Eleanor May Loomis passed away on December 28th, 2015 in Greeley, Colorado surrounded by family. She is survived by her sister–Ruth, her two children–Gregory and Ruth, her four grandchildren–Devon, Wesley, Krista, and Richard, and her six great-grandchildren.
So sweet. A loving tribute. We will always cherish our memories of Aunt Lynne and the many gifts she made for us over the years. Bittersweet. Love to all of you.
Let me know what you think of this: Elinor Lynne Lytle 3-3-26 to 12-28-15
As one of our family members described, “Lynne was the most caring, kind generous woman” that she had ever known. Her artistry is on display in many homes in northern Colorado. During the week before Christmas, I caught Mom staring at the decorations without knowing if she recalled that she had painted them. Lynne Lytle, age 89, was a proud strong woman who survived the young death of her first husband, Richard Oscar Netschke within months of her father, Orland Loomis passing away. She was lucky enough to fall in love a second time and with her first husband’s father serving as best man, she married Jack Russell Lytle. What a great role model as a strong woman and wedded bliss was provided to Ruth (Tom) Reilly and my brother, Greg (Debbie) Netschke. Their bliss continued as they moved to Red Feather Lakes for over 30 years. While Jack’s time was shorten due to health issues, the home he built will remain in the family. Alzheimer’s may have stole some memories from Lynne but were replaced with her appreciating the sparkles in the trees as she walked by or a smile on a child’s face. Her family was glad to hold her close those last few days in Tom and Ruth’s home.
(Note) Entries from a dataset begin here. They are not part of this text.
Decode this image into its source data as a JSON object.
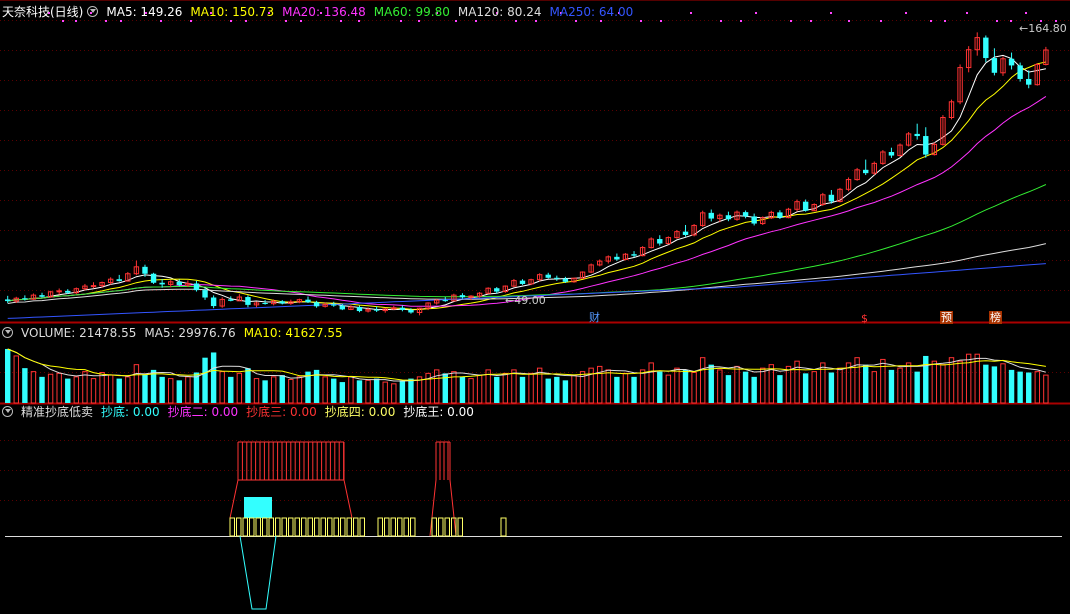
{
  "main_legend": {
    "title": "天奈科技(日线)",
    "items": [
      {
        "label": "MA5: 149.26",
        "color": "#ffffff"
      },
      {
        "label": "MA10: 150.73",
        "color": "#ffff00"
      },
      {
        "label": "MA20: 136.48",
        "color": "#ff33ff"
      },
      {
        "label": "MA60: 99.80",
        "color": "#33ee33"
      },
      {
        "label": "MA120: 80.24",
        "color": "#dddddd"
      },
      {
        "label": "MA250: 64.00",
        "color": "#3355ff"
      }
    ]
  },
  "volume_legend": {
    "items": [
      {
        "label": "VOLUME: 21478.55",
        "color": "#dddddd"
      },
      {
        "label": "MA5: 29976.76",
        "color": "#dddddd"
      },
      {
        "label": "MA10: 41627.55",
        "color": "#ffff00"
      }
    ]
  },
  "indicator_legend": {
    "title": "精准抄底低卖",
    "items": [
      {
        "label": "抄底: 0.00",
        "color": "#33ffff"
      },
      {
        "label": "抄底二: 0.00",
        "color": "#ff33ff"
      },
      {
        "label": "抄底三: 0.00",
        "color": "#ff3333"
      },
      {
        "label": "抄底四: 0.00",
        "color": "#ffff66"
      },
      {
        "label": "抄底王: 0.00",
        "color": "#ffffff"
      }
    ]
  },
  "price_labels": {
    "high": "164.80",
    "low": "49.00"
  },
  "event_tags": [
    {
      "text": "财",
      "color": "#5599ff",
      "bg": "#000000"
    },
    {
      "text": "$",
      "color": "#ff3333",
      "bg": "#000000"
    },
    {
      "text": "预",
      "color": "#ffffff",
      "bg": "#aa3300"
    },
    {
      "text": "榜",
      "color": "#ffffff",
      "bg": "#aa3300"
    }
  ],
  "colors": {
    "up": "#ff3333",
    "down": "#33ffff",
    "grid": "#5a0000",
    "axis": "#aa0000"
  },
  "chart_data": {
    "type": "candlestick",
    "price_range": [
      43,
      170
    ],
    "candles": [
      [
        52.5,
        54.0,
        51.0,
        51.8
      ],
      [
        51.8,
        53.6,
        51.0,
        53.0
      ],
      [
        53.0,
        54.2,
        52.0,
        52.6
      ],
      [
        52.6,
        55.0,
        52.3,
        54.3
      ],
      [
        54.3,
        55.3,
        53.2,
        53.6
      ],
      [
        53.6,
        56.1,
        53.2,
        55.7
      ],
      [
        55.7,
        57.1,
        54.5,
        56.1
      ],
      [
        56.1,
        56.8,
        54.8,
        55.3
      ],
      [
        55.3,
        57.5,
        54.8,
        57.0
      ],
      [
        57.0,
        59.0,
        56.3,
        58.1
      ],
      [
        58.1,
        59.7,
        57.2,
        58.3
      ],
      [
        58.3,
        60.0,
        57.4,
        59.6
      ],
      [
        59.6,
        61.8,
        58.7,
        61.0
      ],
      [
        61.0,
        62.8,
        60.0,
        60.2
      ],
      [
        60.2,
        64.0,
        60.0,
        63.3
      ],
      [
        63.3,
        68.8,
        62.7,
        66.2
      ],
      [
        66.2,
        67.1,
        62.0,
        63.3
      ],
      [
        63.3,
        63.7,
        59.0,
        59.5
      ],
      [
        59.5,
        61.1,
        57.4,
        58.8
      ],
      [
        58.8,
        60.6,
        57.6,
        59.9
      ],
      [
        59.9,
        60.9,
        58.0,
        58.5
      ],
      [
        58.5,
        60.5,
        57.7,
        59.2
      ],
      [
        59.2,
        60.3,
        55.8,
        56.4
      ],
      [
        56.4,
        57.3,
        52.3,
        53.3
      ],
      [
        53.3,
        54.2,
        48.8,
        49.7
      ],
      [
        49.7,
        53.4,
        49.0,
        52.5
      ],
      [
        52.5,
        53.8,
        51.7,
        51.9
      ],
      [
        51.9,
        54.7,
        51.8,
        53.5
      ],
      [
        53.5,
        54.2,
        49.2,
        50.2
      ],
      [
        50.2,
        51.6,
        49.2,
        51.0
      ],
      [
        51.0,
        52.2,
        50.3,
        50.7
      ],
      [
        50.7,
        52.5,
        50.0,
        51.7
      ],
      [
        51.7,
        52.2,
        50.4,
        50.8
      ],
      [
        50.8,
        52.4,
        50.2,
        51.5
      ],
      [
        51.5,
        52.8,
        50.9,
        52.4
      ],
      [
        52.4,
        53.7,
        51.0,
        51.3
      ],
      [
        51.3,
        51.9,
        49.0,
        49.6
      ],
      [
        49.6,
        51.2,
        49.1,
        50.4
      ],
      [
        50.4,
        51.5,
        49.4,
        49.9
      ],
      [
        49.9,
        50.6,
        48.0,
        48.3
      ],
      [
        48.3,
        50.1,
        48.0,
        49.3
      ],
      [
        49.3,
        49.9,
        47.1,
        47.6
      ],
      [
        47.6,
        49.2,
        47.0,
        48.2
      ],
      [
        48.2,
        49.5,
        47.2,
        47.8
      ],
      [
        47.8,
        48.9,
        46.9,
        48.5
      ],
      [
        48.5,
        49.8,
        48.1,
        49.0
      ],
      [
        49.0,
        50.0,
        47.5,
        48.1
      ],
      [
        48.1,
        48.8,
        46.5,
        47.0
      ],
      [
        47.0,
        49.0,
        45.8,
        48.8
      ],
      [
        48.8,
        51.3,
        48.0,
        51.0
      ],
      [
        51.0,
        52.6,
        50.3,
        52.2
      ],
      [
        52.2,
        53.5,
        51.5,
        51.9
      ],
      [
        51.9,
        54.9,
        51.7,
        54.3
      ],
      [
        54.3,
        55.1,
        52.8,
        53.4
      ],
      [
        53.4,
        54.3,
        52.2,
        53.9
      ],
      [
        53.9,
        55.6,
        53.2,
        55.1
      ],
      [
        55.1,
        57.6,
        54.9,
        57.2
      ],
      [
        57.2,
        57.7,
        55.0,
        55.8
      ],
      [
        55.8,
        58.4,
        55.3,
        58.1
      ],
      [
        58.1,
        61.1,
        57.7,
        60.4
      ],
      [
        60.4,
        61.0,
        58.6,
        59.0
      ],
      [
        59.0,
        61.2,
        58.5,
        60.8
      ],
      [
        60.8,
        63.5,
        60.1,
        62.9
      ],
      [
        62.9,
        63.7,
        61.3,
        61.6
      ],
      [
        61.6,
        62.5,
        60.3,
        61.2
      ],
      [
        61.2,
        62.0,
        59.4,
        59.9
      ],
      [
        59.9,
        61.7,
        59.5,
        61.4
      ],
      [
        61.4,
        64.3,
        61.3,
        64.0
      ],
      [
        64.0,
        67.6,
        63.6,
        67.0
      ],
      [
        67.0,
        69.3,
        66.4,
        68.6
      ],
      [
        68.6,
        71.0,
        67.6,
        70.4
      ],
      [
        70.4,
        71.8,
        68.7,
        69.3
      ],
      [
        69.3,
        72.0,
        68.9,
        71.5
      ],
      [
        71.5,
        72.8,
        70.3,
        70.9
      ],
      [
        70.9,
        74.9,
        70.6,
        74.3
      ],
      [
        74.3,
        78.6,
        73.9,
        77.9
      ],
      [
        77.9,
        79.5,
        75.1,
        76.0
      ],
      [
        76.0,
        79.0,
        75.6,
        78.5
      ],
      [
        78.5,
        81.7,
        78.0,
        81.0
      ],
      [
        81.0,
        83.8,
        78.9,
        79.6
      ],
      [
        79.6,
        84.2,
        79.0,
        83.6
      ],
      [
        83.6,
        89.8,
        83.0,
        88.9
      ],
      [
        88.9,
        90.3,
        85.3,
        86.5
      ],
      [
        86.5,
        88.6,
        85.0,
        87.9
      ],
      [
        87.9,
        89.4,
        85.4,
        86.2
      ],
      [
        86.2,
        89.9,
        85.6,
        89.2
      ],
      [
        89.2,
        89.9,
        86.6,
        87.4
      ],
      [
        87.4,
        88.6,
        83.6,
        84.4
      ],
      [
        84.4,
        87.4,
        83.8,
        86.8
      ],
      [
        86.8,
        89.8,
        86.3,
        89.1
      ],
      [
        89.1,
        90.0,
        86.3,
        86.9
      ],
      [
        86.9,
        91.0,
        86.6,
        90.4
      ],
      [
        90.4,
        94.5,
        89.5,
        93.6
      ],
      [
        93.6,
        94.5,
        89.4,
        89.8
      ],
      [
        89.8,
        92.9,
        89.6,
        92.4
      ],
      [
        92.4,
        97.3,
        91.8,
        96.5
      ],
      [
        96.5,
        98.5,
        92.8,
        93.7
      ],
      [
        93.7,
        99.4,
        93.3,
        98.8
      ],
      [
        98.8,
        103.8,
        98.0,
        102.9
      ],
      [
        102.9,
        107.8,
        102.4,
        107.0
      ],
      [
        107.0,
        111.3,
        104.8,
        105.6
      ],
      [
        105.6,
        110.5,
        104.8,
        109.7
      ],
      [
        109.7,
        115.3,
        109.1,
        114.5
      ],
      [
        114.5,
        116.3,
        112.0,
        113.0
      ],
      [
        113.0,
        118.1,
        112.6,
        117.4
      ],
      [
        117.4,
        122.9,
        116.8,
        122.1
      ],
      [
        122.1,
        126.4,
        119.7,
        121.2
      ],
      [
        121.2,
        124.9,
        112.1,
        113.4
      ],
      [
        113.4,
        118.5,
        113.0,
        117.7
      ],
      [
        117.7,
        130.0,
        117.2,
        129.0
      ],
      [
        129.0,
        136.5,
        128.2,
        135.6
      ],
      [
        135.6,
        151.3,
        134.6,
        150.0
      ],
      [
        150.0,
        159.0,
        148.0,
        157.5
      ],
      [
        157.5,
        164.8,
        155.0,
        162.6
      ],
      [
        162.6,
        163.5,
        152.3,
        154.0
      ],
      [
        154.0,
        158.1,
        146.7,
        147.8
      ],
      [
        147.8,
        154.7,
        146.5,
        153.7
      ],
      [
        153.7,
        156.3,
        149.2,
        150.9
      ],
      [
        150.9,
        152.1,
        144.1,
        145.2
      ],
      [
        145.2,
        148.8,
        141.3,
        142.8
      ],
      [
        142.8,
        151.9,
        142.4,
        151.3
      ],
      [
        151.3,
        158.7,
        150.9,
        157.4
      ]
    ],
    "volume": [
      62,
      54,
      40,
      36,
      30,
      33,
      34,
      28,
      30,
      36,
      28,
      35,
      32,
      28,
      30,
      44,
      33,
      38,
      30,
      28,
      26,
      30,
      35,
      52,
      58,
      36,
      30,
      34,
      40,
      28,
      26,
      30,
      32,
      27,
      30,
      36,
      38,
      30,
      28,
      24,
      30,
      26,
      26,
      28,
      24,
      22,
      26,
      28,
      30,
      34,
      38,
      34,
      36,
      30,
      28,
      32,
      38,
      30,
      34,
      38,
      30,
      34,
      40,
      28,
      30,
      26,
      32,
      36,
      40,
      42,
      38,
      30,
      34,
      30,
      38,
      46,
      36,
      32,
      40,
      38,
      35,
      52,
      44,
      38,
      32,
      42,
      36,
      30,
      40,
      44,
      32,
      42,
      48,
      34,
      36,
      46,
      35,
      40,
      46,
      52,
      44,
      36,
      50,
      38,
      40,
      46,
      36,
      54,
      48,
      44,
      52,
      48,
      56,
      56,
      44,
      42,
      45,
      38,
      36,
      35,
      36,
      32
    ],
    "vol_range": [
      0,
      70
    ]
  }
}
What a beautiful story. I had the good fortune of coming across this while googling my family. I am the granddaughter of Rose Styblo Ball, sister of Agnes. My father Charles Ball and Eleanor were cousins. I don’t have any history for my father’s side. Thank you so much for sharing. Laura Ball Wojciechowski of Chicago